In spite of being on the drawing board since 1966, the development of a hydropower scheme on the Black Volta River at the Bui Gorge started bearing fruits in 2007, when the Bui Power Authority was established to oversee the Bui hydroelectric project.
After six years of construction, the generation station was completed and inaugurated on December, 2013. This added 400MW of installed capacity to the national grid.
Given that the plant is a peaking one – does not operate 24/7 – the CEO of Bui Power Authority said his outfit was finding innovative ways to properly utilise the water to ensure for efficiency purposes.
“When the sun is up during the day, we use the solar. In the night when you cannot use the solar because the sun is gone to sleep so to say, you use the hydro so that we can manage the resources well than what we are doing right now,” he said.
The Executive Director of the African Center for Energy Policy, Mr Benjamin Boakye, explained that the solar project would make it possible for Bui to run non-stop.
“At the moment, Bui is a peaking plant; they turn it on as and when there is high demand for power and so it comes on like eight hours in a day.
“So what they want to do is to try and reserve the water levels so that they can run 24 hours,” he added.
He said it was possible that the authority would save some costs through the switch system.
“I think they will save some costs because it will be close to their transmission lines.
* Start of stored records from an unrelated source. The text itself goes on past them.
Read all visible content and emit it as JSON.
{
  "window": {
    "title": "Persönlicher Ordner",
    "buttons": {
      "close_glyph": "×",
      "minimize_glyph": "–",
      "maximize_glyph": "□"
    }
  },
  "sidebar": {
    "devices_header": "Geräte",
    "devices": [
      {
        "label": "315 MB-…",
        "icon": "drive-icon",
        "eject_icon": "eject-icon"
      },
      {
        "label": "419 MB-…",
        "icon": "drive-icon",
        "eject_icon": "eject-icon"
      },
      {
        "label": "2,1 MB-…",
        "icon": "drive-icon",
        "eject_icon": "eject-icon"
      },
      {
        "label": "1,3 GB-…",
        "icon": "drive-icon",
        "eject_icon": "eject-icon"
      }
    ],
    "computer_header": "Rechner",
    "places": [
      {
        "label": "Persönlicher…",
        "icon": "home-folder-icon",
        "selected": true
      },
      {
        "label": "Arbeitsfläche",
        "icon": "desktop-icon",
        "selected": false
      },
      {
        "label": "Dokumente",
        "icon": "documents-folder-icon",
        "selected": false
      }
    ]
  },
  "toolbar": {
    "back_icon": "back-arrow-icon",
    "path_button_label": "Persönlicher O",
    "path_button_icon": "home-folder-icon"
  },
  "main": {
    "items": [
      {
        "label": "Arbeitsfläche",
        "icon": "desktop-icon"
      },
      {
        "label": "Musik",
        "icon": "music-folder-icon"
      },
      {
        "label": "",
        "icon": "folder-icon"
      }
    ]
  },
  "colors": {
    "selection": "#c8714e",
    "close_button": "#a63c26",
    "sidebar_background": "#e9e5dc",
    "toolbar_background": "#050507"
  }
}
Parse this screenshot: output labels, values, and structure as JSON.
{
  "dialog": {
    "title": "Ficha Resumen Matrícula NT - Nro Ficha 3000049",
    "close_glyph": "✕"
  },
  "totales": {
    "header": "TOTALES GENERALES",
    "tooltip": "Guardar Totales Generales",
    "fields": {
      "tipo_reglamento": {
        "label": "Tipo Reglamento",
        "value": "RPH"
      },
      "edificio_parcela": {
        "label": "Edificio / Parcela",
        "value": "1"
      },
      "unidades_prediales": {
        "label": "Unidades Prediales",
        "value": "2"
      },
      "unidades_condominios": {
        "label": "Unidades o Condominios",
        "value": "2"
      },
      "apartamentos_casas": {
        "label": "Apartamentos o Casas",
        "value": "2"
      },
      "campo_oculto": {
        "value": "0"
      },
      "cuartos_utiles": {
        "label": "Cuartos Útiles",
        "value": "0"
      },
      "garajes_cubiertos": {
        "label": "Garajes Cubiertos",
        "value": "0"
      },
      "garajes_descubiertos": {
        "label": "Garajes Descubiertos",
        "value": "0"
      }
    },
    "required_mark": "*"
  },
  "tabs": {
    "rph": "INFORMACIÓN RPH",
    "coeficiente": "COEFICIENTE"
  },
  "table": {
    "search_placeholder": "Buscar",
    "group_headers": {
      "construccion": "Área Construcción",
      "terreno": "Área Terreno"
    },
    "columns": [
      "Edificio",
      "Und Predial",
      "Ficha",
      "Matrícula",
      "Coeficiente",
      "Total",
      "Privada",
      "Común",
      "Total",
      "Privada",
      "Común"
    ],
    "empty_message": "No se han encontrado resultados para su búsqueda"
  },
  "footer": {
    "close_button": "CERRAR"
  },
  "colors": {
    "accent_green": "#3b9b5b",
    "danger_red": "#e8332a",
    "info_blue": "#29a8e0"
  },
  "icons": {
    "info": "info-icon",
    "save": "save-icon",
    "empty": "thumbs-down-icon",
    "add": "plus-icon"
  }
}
I do not know how they want to configure it but I will assume that they are doing it close to the Bui Hydro transmission system, then they will not have to use a new transmission system and all that,” he said. — GB